TC: We have a ton of entrepreneurs and hackers heading out to New York today and tomorrow. You’ve been there before; so what advice would you give to these guys getting ready to launch on the Disrupt stage?
Redbeacon: Along with having experience at Disrupt, I’m also an angel investor and a mentor at 500Startups. A few things to learn is to keep your product and do less rather than more. Launch and iterate quickly. And do tons of interviews early on. Understand how people are using your product and run lots of tests. Don’t make it a stealth product because there’s not enough feedback that way.
It’s also important to remember that raising money is great but it’s a means to an end. Stay focused on the product and the users.
TC: So generally speaking, how do you think that Disrupt helped build Redbeacon?

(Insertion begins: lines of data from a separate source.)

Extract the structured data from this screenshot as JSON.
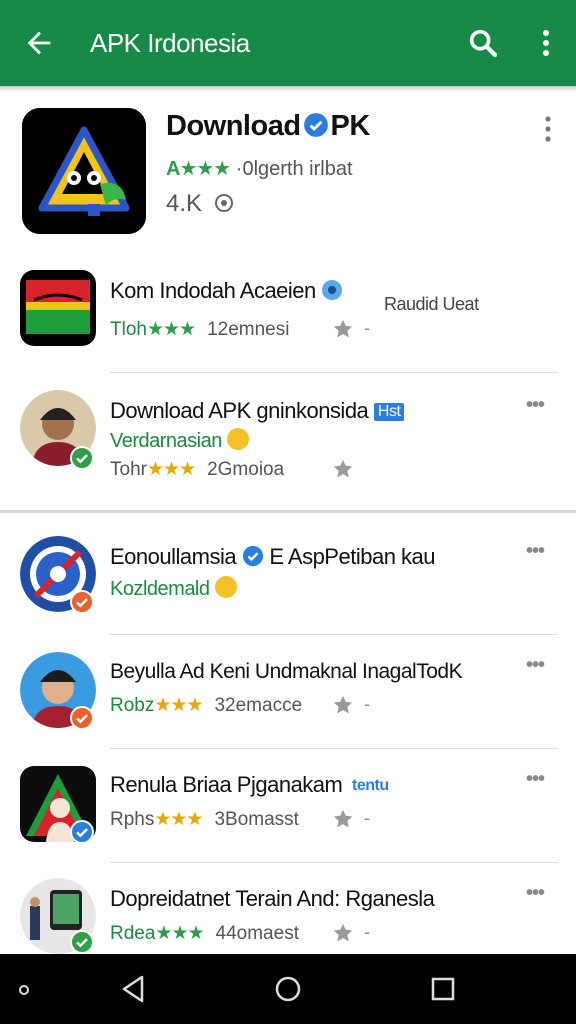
{
  "appbar": {
    "title": "APK Irdonesia",
    "back_icon": "arrow-left-icon",
    "search_icon": "search-icon",
    "menu_icon": "more-vert-icon"
  },
  "featured": {
    "title_pre": "Download",
    "title_post": "PK",
    "rating_stars": "A★★★",
    "rating_text": "·0lgerth irlbat",
    "count": "4.K",
    "count_icon": "info-icon"
  },
  "apps": [
    {
      "name": "Kom Indodah Acaeien",
      "side_text": "Raudid Ueat",
      "meta_prefix": "Tloh",
      "stars": "★★★",
      "meta_count": "12emnesi"
    },
    {
      "name": "Download APK gninkonsida",
      "tag": "Hst",
      "subtitle": "Verdarnasian",
      "meta_prefix": "Tohr",
      "stars": "★★★",
      "meta_count": "2Gmoioa"
    },
    {
      "name": "Eonoullamsia",
      "name_post": "E AspPetiban kau",
      "subtitle": "Kozldemald",
      "meta_prefix": "",
      "stars": "",
      "meta_count": ""
    },
    {
      "name": "Beyulla Ad Keni Undmaknal InagalTodK",
      "meta_prefix": "Robz",
      "stars": "★★★",
      "meta_count": "32emacce"
    },
    {
      "name": "Renula Briaa Pjganakam",
      "tag": "tentu",
      "meta_prefix": "Rphs",
      "stars": "★★★",
      "meta_count": "3Bomasst"
    },
    {
      "name": "Dopreidatnet Terain And: Rganesla",
      "meta_prefix": "Rdea",
      "stars": "★★★",
      "meta_count": "44omaest"
    }
  ],
  "misc": {
    "dash": "-",
    "dots": "•••"
  },
  "colors": {
    "appbar": "#188a47",
    "green_text": "#1a8a3c",
    "star_gold": "#e0a800",
    "verified_blue": "#2a7de1"
  }
}
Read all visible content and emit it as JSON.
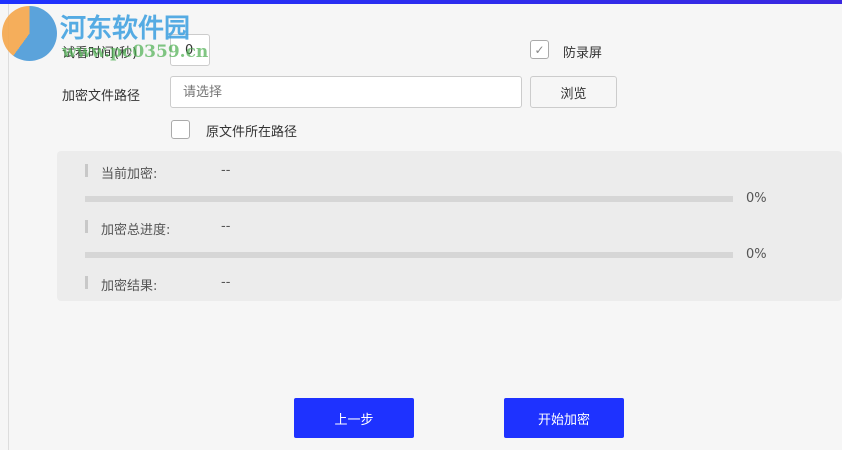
{
  "watermark": {
    "name": "河东软件园",
    "url": "www.pc0359.cn"
  },
  "form": {
    "trial_time_label": "试看时间(秒)",
    "trial_time_value": "0",
    "anti_record_label": "防录屏",
    "anti_record_checked": true,
    "path_label": "加密文件路径",
    "path_placeholder": "请选择",
    "browse_label": "浏览",
    "original_path_label": "原文件所在路径",
    "original_path_checked": false
  },
  "progress": {
    "current_label": "当前加密:",
    "current_value": "--",
    "current_percent": "0%",
    "total_label": "加密总进度:",
    "total_value": "--",
    "total_percent": "0%",
    "result_label": "加密结果:",
    "result_value": "--"
  },
  "buttons": {
    "prev": "上一步",
    "start": "开始加密"
  }
}
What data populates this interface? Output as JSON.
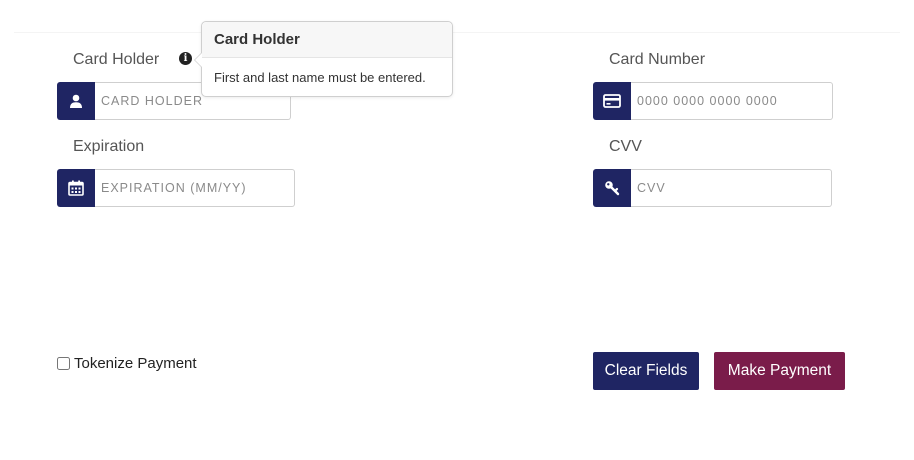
{
  "form": {
    "card_holder": {
      "label": "Card Holder",
      "placeholder": "CARD HOLDER",
      "value": "",
      "icon": "user-icon",
      "info_icon": "info-icon"
    },
    "card_number": {
      "label": "Card Number",
      "placeholder": "0000 0000 0000 0000",
      "value": "",
      "icon": "credit-card-icon"
    },
    "expiration": {
      "label": "Expiration",
      "placeholder": "EXPIRATION (MM/YY)",
      "value": "",
      "icon": "calendar-icon"
    },
    "cvv": {
      "label": "CVV",
      "placeholder": "CVV",
      "value": "",
      "icon": "key-icon"
    }
  },
  "tooltip": {
    "title": "Card Holder",
    "body": "First and last name must be entered."
  },
  "options": {
    "tokenize_label": "Tokenize Payment",
    "tokenize_checked": false
  },
  "buttons": {
    "clear_label": "Clear Fields",
    "pay_label": "Make Payment"
  },
  "colors": {
    "navy": "#1f2563",
    "maroon": "#7a1c4a"
  }
}
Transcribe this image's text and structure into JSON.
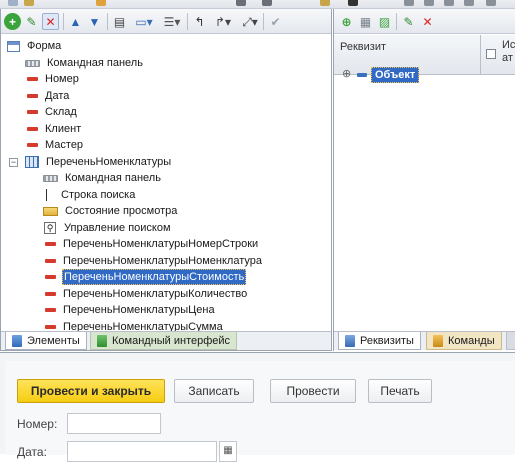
{
  "left_toolbar": {
    "icons": [
      "add-icon",
      "edit-icon",
      "delete-icon",
      "move-up-icon",
      "move-down-icon",
      "form-properties-icon",
      "display-menu-icon",
      "list-menu-icon",
      "undo-icon",
      "redo-menu-icon",
      "check-icon"
    ]
  },
  "tree": {
    "items": [
      {
        "label": "Форма",
        "icon": "form-icon"
      },
      {
        "label": "Командная панель",
        "icon": "command-bar-icon"
      },
      {
        "label": "Номер",
        "icon": "field-icon"
      },
      {
        "label": "Дата",
        "icon": "field-icon"
      },
      {
        "label": "Склад",
        "icon": "field-icon"
      },
      {
        "label": "Клиент",
        "icon": "field-icon"
      },
      {
        "label": "Мастер",
        "icon": "field-icon"
      },
      {
        "label": "ПереченьНоменклатуры",
        "icon": "table-icon"
      },
      {
        "label": "Командная панель",
        "icon": "command-bar-icon"
      },
      {
        "label": "Строка поиска",
        "icon": "search-string-icon"
      },
      {
        "label": "Состояние просмотра",
        "icon": "view-state-icon"
      },
      {
        "label": "Управление поиском",
        "icon": "search-control-icon"
      },
      {
        "label": "ПереченьНоменклатурыНомерСтроки",
        "icon": "field-icon"
      },
      {
        "label": "ПереченьНоменклатурыНоменклатура",
        "icon": "field-icon"
      },
      {
        "label": "ПереченьНоменклатурыСтоимость",
        "icon": "field-icon",
        "selected": true
      },
      {
        "label": "ПереченьНоменклатурыКоличество",
        "icon": "field-icon"
      },
      {
        "label": "ПереченьНоменклатурыЦена",
        "icon": "field-icon"
      },
      {
        "label": "ПереченьНоменклатурыСумма",
        "icon": "field-icon"
      }
    ]
  },
  "left_tabs": {
    "elements": "Элементы",
    "command_interface": "Командный интерфейс"
  },
  "right_panel": {
    "column_attribute": "Реквизит",
    "column_second": "Ис ат",
    "object_label": "Объект",
    "tabs": {
      "attributes": "Реквизиты",
      "commands": "Команды"
    }
  },
  "form_preview": {
    "post_and_close": "Провести и закрыть",
    "write": "Записать",
    "post": "Провести",
    "print": "Печать",
    "number_label": "Номер:",
    "date_label": "Дата:"
  },
  "colors": {
    "selection": "#316ac5",
    "primary_button": "#f6cd12",
    "field_icon": "#d63a2c"
  }
}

Redbeacon: I think there are four main ways. It helped us raise money, as I said before. It also helps early on with business development. It’s hard for large companies to trust you when you’re running on your own money. But having won Disrupt opened doors and gave us credibility. Some of our early partnerships told us that after hearing about us on TechCrunch, it instilled a lot of confidence in the team and the product.
Disrupt also helped us with media relations, not only with TechCrunch but across the board. And it also helped with hiring and recruiting. People were excited to be a part of a team that had won at TC50.
Disrupt NYC is set to be one of our biggest shows yet, with returns from Michael Arrington and MG Siegler, along with a variety of big names like Marissa Mayer, Sarah Tavel, Fred Wilson, and David Lee and more. It’s going to be huge.
If you’re interested in checking out Disrupt and/or the Hackathon yourself, tickets are still on sale here and info on the Hackathon can be found here. Companies who want to join the Battleground can apply for the last remaining spots in Startup Alley. You can find the full agenda here.
Redbeacon allows consumers who need a service performed to find and interact with local businesses and professionals. Redbeacon goes beyond returning business listings with ratings and reviews by helping consumers determine the right service provider for their specific needs and allowing them to compare price quotes and book appointments online. Consumers describe what they need done and specify when and where their job should take place. Using patent-pending machine learning and semantic technology, Redbeacon determines the best...
Yaron Binur is a co-founder at Redbeacon, where he works on product management and product strategy. Previously, he was a Product Manager at Google, where he led the product development of Google News. Yaron was also a Product Manager on international Google Search quality and user experience. Yaron is a co-founder and executive board member of Middle East Education through Technology, a non-profit that brings together Palestinian and Israeli youth around business and technology. Yaron graduated from the Massachusetts Institute of Technology...